They have teamed up with Pendleton, Revolution Designhouse, the Joinery, the Land of Nod, and many others. They’re always working on diversifying their color collaborations, and will soon be releasing some exclusive palettes for One King’s Lane, an online home decor company.
When creating a new color for their own line, a lot of what Puji looks at is fashion, which can help forecast color trends. She also draws inspiration from travel, and from visiting new restaurants that pop up around town. The colors are intentionally designed to be timeless backdrops for living.
“We try to simplify the color choosing process, because a lot of those colors in typical paint stores don’t really look that good when they’re up on your wall.” Unlike other paint centers, the colors are curated, making the selection process less overwhelming. Puji and the Colorhouse team believe that painting a home should be fun, and have striven to remove all obstacles to that. “There’s the painting part, where if you have a low quality product, it makes that process even more painful because you’re doing so many coats.
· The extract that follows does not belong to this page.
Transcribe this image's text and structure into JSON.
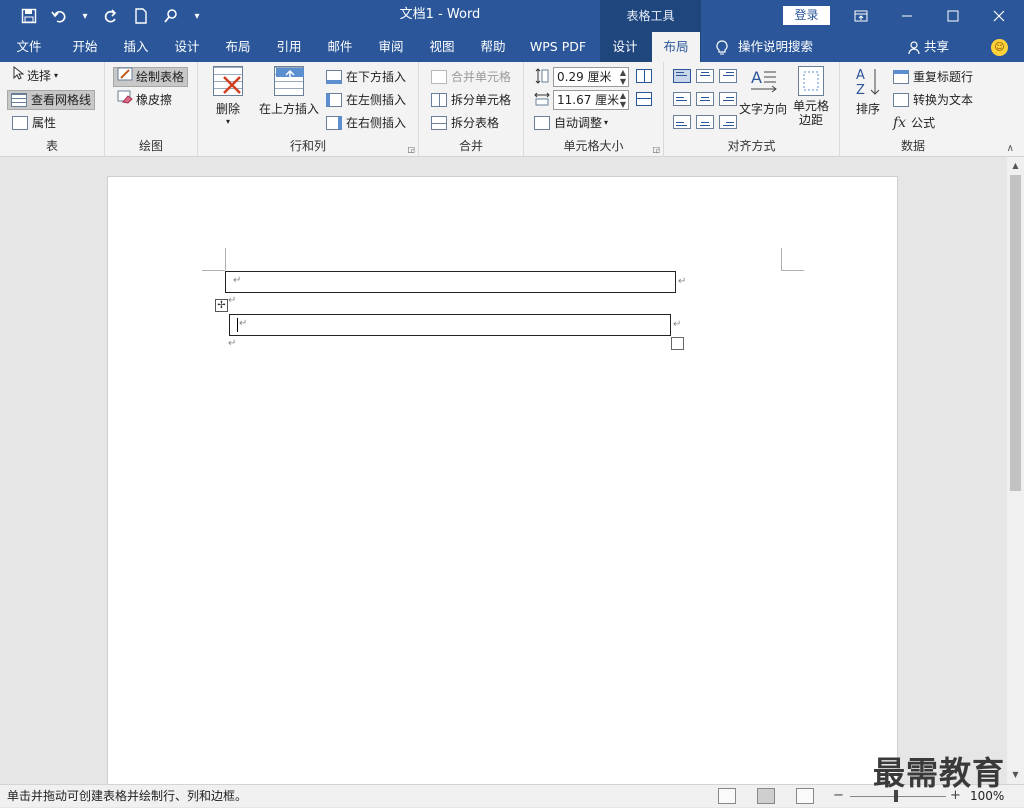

When you open up a can of Colorhouse you can really tell the difference in the quality of the product. It’s how it levels, the coverage that you get, how it flows.”
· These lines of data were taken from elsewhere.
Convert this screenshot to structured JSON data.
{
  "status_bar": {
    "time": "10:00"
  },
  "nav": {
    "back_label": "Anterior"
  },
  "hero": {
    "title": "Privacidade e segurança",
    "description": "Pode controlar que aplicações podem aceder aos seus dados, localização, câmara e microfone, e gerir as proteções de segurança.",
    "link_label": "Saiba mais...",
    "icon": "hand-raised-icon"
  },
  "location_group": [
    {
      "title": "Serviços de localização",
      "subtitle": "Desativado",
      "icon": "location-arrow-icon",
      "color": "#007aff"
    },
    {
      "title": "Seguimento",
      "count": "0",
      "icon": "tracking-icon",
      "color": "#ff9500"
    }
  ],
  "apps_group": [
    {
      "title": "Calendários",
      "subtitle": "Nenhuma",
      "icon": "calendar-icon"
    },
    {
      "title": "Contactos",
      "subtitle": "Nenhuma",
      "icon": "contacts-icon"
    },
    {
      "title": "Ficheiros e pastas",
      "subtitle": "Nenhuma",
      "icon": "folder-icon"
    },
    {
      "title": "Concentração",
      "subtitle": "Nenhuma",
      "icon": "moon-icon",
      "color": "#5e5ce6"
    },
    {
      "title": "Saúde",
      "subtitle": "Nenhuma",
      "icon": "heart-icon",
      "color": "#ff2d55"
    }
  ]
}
Painting a home is one of the biggest ways to transform it, and it’s also the most affordable. “We design our colors in a way that makes it so you don’t have to be afraid of adding colors. Don’t just go with the standard white everywhere. Color offers the opportunity to express yourself and your individual style. It’s a really cool creative outlet!”

In addition to its four main principles, the brand offers an accessibility that you can’t find elsewhere. Their headquarters, warehouse, and showroom share a building in Northeast Portland. Sun streams through their front window, illuminating the neatly organized paint samples in their cozy storefront. From behind a desk, Puji’s dog Goose, the vice president of morale, (favorite colorhouse shade: Thrive .03, an exact match to his tennis ball) taps his tail in lazy greeting. They do all the DIY projects and photoshoots for their website right there, in the warehouse, without hiring bloggers or influencers to do it for them. Colorhouse is a company made for (and by) passionate people, who together are making the world more colorful, and less volatile.
“We are inspired by color and creativity and we want to share that,” Puji says. “And I think that that translates to people.”

Written by Jane Hartle
Photos by Mark Coffin